In business, we’re often focused on efficiency innovations — incremental improvements in efficiency that save time, money, or preferably both. So can crowdsourcing be used to automated processes effectively in the enterprise?
The answer? It depends on the question.
If the problem can be represented by a simply solution such as single number (42?), or deals primarily with optimization, then crowdsourcing can make a lot of sense. In the presidential election, leveraging the crowd to predict the winner fits the first dimension perfectly. There can be only one winner: either Romney or Obama.
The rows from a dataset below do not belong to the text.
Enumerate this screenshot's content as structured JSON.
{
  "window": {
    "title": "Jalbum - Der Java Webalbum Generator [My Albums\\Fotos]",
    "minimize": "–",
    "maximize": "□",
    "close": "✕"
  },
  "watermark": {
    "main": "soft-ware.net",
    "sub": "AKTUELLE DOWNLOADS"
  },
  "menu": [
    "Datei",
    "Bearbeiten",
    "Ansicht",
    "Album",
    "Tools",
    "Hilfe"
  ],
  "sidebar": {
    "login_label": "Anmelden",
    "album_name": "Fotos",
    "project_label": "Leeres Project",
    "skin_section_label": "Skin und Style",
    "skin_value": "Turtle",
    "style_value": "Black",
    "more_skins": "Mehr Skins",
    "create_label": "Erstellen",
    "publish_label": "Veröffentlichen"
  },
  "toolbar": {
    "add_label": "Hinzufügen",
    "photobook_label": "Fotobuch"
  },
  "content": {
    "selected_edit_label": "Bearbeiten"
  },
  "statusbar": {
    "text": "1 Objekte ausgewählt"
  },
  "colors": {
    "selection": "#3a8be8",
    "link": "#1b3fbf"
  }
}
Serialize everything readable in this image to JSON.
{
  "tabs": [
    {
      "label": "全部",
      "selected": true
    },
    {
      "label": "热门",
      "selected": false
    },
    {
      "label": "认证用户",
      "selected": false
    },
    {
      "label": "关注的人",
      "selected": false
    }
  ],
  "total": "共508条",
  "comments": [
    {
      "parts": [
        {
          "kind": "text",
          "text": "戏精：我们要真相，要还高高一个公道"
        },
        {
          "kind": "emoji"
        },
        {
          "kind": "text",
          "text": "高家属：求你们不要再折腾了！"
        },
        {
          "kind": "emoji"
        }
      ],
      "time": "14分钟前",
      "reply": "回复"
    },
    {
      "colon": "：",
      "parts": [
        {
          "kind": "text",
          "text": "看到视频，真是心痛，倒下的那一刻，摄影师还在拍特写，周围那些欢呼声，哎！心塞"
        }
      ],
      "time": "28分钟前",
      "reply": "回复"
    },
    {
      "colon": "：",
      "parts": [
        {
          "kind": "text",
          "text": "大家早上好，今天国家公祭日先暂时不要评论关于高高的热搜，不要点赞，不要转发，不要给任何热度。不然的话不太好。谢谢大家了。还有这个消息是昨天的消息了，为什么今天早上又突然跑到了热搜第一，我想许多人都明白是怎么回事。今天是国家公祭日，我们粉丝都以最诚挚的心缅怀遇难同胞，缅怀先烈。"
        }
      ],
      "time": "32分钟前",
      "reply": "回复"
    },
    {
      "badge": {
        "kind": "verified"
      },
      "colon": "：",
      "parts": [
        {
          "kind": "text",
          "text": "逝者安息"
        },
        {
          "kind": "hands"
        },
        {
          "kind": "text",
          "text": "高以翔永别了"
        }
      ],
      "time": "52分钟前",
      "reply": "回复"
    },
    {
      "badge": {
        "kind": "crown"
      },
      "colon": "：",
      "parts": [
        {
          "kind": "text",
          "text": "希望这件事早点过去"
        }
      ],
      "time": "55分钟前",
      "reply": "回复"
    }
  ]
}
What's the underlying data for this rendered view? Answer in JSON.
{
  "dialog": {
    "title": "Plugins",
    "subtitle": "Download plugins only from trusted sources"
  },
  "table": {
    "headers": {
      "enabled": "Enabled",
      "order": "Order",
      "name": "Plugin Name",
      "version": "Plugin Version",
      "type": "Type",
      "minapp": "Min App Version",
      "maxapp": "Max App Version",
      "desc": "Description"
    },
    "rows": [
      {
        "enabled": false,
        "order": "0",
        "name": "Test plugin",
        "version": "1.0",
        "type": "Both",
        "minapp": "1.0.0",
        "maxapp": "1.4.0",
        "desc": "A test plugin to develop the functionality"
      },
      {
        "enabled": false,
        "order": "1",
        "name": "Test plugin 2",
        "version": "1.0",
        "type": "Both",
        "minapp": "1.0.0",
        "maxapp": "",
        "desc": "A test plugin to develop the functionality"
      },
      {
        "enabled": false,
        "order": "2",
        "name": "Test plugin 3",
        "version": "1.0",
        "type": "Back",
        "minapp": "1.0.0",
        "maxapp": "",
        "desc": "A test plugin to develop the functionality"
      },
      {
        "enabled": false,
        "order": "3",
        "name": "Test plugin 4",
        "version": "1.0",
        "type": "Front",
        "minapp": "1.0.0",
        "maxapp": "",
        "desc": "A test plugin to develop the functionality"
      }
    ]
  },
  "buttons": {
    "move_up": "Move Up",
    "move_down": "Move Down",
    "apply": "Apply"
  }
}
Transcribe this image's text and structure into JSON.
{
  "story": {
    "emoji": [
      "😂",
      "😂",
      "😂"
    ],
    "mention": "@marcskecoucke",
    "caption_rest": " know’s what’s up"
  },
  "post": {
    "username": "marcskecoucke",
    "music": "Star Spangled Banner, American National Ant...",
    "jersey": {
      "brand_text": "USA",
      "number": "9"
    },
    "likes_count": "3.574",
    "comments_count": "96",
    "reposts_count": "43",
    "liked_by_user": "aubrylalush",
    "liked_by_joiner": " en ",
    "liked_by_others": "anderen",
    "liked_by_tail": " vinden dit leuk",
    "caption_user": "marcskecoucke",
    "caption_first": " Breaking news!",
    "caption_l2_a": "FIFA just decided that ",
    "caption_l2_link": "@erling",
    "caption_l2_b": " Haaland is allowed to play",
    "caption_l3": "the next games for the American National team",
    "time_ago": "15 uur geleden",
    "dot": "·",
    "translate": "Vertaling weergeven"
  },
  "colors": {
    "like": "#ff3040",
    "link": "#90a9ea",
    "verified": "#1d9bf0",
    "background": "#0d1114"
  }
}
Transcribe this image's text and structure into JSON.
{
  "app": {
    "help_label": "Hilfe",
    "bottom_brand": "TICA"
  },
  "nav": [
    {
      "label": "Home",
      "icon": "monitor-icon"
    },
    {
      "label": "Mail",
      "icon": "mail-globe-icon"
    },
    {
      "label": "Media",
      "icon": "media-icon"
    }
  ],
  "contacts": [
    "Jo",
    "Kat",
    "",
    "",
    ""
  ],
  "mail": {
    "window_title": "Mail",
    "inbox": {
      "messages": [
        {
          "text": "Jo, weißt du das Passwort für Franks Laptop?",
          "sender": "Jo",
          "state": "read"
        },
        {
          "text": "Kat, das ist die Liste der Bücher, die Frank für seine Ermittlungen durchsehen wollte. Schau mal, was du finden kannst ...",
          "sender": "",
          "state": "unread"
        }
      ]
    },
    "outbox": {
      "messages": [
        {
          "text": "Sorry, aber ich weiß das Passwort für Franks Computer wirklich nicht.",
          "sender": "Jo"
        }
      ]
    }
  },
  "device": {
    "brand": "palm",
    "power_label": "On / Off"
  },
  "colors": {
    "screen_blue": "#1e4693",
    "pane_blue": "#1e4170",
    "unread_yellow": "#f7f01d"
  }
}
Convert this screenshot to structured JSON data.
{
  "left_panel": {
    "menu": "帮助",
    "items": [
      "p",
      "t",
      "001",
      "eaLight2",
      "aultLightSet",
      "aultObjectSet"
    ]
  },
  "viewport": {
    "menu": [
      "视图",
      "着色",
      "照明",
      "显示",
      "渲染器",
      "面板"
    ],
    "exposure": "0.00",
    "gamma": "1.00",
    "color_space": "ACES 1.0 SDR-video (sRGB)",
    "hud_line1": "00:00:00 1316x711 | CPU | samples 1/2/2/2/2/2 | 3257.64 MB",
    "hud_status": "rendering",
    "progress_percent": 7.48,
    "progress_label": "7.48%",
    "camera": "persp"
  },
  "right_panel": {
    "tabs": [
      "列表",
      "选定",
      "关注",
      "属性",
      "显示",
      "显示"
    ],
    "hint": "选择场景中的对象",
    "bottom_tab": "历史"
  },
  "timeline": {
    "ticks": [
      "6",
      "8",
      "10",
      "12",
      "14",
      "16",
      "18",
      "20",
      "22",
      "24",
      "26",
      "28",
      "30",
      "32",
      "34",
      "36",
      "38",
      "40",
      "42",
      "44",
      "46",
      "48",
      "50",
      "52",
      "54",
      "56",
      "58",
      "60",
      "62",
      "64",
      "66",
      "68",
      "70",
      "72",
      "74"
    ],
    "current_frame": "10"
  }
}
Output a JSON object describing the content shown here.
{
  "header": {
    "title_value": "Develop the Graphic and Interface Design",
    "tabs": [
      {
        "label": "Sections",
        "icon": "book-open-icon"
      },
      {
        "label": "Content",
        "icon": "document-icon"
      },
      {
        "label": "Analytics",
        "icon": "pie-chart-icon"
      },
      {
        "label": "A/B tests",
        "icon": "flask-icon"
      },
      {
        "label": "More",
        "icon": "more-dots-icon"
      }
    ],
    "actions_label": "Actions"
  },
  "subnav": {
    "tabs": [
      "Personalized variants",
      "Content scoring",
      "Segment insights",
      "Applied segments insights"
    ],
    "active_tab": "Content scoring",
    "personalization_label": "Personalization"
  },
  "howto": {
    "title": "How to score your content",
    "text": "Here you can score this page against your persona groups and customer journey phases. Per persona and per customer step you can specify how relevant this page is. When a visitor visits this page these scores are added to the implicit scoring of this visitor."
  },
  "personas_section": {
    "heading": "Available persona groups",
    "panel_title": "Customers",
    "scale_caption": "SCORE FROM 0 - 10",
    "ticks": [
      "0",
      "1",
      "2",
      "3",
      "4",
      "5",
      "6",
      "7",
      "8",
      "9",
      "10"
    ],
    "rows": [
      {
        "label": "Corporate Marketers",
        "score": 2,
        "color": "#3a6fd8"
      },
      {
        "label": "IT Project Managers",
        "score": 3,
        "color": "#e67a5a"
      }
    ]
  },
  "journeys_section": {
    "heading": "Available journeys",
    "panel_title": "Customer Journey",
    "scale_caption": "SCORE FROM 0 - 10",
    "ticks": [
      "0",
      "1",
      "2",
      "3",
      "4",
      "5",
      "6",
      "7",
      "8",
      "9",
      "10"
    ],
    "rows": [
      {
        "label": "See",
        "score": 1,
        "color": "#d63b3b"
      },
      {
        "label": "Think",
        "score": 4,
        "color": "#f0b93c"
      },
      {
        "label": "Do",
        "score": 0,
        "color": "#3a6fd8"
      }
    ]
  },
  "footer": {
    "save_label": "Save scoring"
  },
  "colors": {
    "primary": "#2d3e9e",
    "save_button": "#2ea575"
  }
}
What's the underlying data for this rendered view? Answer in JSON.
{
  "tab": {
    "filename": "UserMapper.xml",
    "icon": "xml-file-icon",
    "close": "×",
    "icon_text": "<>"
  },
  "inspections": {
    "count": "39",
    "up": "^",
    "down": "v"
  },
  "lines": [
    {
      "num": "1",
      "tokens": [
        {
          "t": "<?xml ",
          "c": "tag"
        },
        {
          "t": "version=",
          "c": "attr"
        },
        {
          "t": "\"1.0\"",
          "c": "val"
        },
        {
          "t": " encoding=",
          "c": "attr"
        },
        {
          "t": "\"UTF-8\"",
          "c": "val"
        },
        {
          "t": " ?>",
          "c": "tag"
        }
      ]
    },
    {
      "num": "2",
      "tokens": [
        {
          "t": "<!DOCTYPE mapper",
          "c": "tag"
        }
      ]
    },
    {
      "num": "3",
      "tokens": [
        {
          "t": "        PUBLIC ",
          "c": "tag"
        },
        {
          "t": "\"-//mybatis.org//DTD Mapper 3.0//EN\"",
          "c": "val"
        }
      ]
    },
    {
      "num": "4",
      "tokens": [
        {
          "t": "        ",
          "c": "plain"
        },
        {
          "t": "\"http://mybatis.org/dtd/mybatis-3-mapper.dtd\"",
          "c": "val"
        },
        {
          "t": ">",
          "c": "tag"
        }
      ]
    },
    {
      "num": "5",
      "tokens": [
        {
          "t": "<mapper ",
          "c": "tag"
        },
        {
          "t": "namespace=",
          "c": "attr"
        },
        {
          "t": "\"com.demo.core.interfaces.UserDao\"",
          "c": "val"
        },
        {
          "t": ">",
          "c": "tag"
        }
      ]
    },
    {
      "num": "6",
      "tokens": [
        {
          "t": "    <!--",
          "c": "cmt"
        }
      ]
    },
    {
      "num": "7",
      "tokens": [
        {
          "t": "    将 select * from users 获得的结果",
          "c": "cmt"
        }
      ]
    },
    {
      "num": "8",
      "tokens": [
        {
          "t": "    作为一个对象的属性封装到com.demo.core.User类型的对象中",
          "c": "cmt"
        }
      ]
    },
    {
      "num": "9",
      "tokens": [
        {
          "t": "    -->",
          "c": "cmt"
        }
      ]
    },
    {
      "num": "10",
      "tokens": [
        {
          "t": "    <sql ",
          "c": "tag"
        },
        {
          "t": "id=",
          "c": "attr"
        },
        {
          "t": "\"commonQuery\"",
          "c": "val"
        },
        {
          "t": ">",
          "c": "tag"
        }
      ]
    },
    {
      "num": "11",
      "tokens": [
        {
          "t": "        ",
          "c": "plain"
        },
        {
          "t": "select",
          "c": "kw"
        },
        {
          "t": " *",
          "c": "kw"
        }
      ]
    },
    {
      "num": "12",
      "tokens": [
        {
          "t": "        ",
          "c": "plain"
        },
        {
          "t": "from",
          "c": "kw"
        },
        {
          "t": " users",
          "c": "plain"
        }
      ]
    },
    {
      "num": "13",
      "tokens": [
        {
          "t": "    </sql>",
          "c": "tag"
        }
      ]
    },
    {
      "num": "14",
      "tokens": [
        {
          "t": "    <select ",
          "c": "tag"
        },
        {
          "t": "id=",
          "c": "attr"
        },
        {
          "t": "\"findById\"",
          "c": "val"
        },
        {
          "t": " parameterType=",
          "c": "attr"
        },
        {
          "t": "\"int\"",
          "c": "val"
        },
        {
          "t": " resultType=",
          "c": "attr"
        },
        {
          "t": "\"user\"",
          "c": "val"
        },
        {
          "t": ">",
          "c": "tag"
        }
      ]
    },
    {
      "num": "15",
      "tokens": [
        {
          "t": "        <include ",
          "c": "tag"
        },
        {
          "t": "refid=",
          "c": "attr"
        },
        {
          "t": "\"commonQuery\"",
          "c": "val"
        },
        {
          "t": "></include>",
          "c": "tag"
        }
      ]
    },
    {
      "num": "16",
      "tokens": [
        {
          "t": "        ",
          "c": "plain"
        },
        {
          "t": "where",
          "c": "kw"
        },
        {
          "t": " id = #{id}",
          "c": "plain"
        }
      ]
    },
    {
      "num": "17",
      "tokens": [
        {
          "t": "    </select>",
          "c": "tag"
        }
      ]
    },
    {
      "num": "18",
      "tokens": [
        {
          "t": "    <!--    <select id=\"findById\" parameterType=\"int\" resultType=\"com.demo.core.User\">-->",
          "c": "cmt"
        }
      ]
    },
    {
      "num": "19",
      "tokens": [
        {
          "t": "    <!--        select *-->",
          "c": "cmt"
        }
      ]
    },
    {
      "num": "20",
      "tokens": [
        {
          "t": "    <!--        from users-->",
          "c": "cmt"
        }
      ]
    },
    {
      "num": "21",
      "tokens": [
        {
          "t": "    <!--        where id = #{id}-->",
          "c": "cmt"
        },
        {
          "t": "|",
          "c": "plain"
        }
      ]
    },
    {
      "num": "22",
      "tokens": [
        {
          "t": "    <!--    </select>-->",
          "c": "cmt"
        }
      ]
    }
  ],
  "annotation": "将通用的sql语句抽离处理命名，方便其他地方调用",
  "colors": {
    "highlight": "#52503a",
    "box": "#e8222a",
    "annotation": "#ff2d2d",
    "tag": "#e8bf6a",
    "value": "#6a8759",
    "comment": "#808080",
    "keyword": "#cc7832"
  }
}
If the problem, on the other hand, is complex, requiring wisdom and expertise, the crowd will be of little help. If you need to engineer a fuel system for a new airplane, the crowd may actually do more harm than good. While “asking the audience” may work statistically for “Who Wants to Be a Millionaire,” remember that those questions also present multiple choice answers. And do you want to be on the maiden voyage of a new aircraft designed by the crowd?
Part of the problem–and therefore, the solution–comes from defining what we mean by crowdsourcing. Is it asking for an answer, even from the uninformed? If we’re talking elections, yes. If we’re talking jet propulsion, absolutely not.
Can we apply the wisdom of crowds in the enterprise? Certainly, but we must do so thoughtfully. Polling the crowd, whether that be inside our outside the firewall, can help inform decision-making. The crowd can either confirm or challenge our conclusions, but it does not replace the need for critical thought. And when safety is on the line, we have to be vigilant that we don’t allow a confirmation by the crowd to lull us into happily accepting our hopeful answer as the correct one.
After all, the crowd can be wrong.
What do you think? How and when would you apply the wisdom of crowds inside your organization?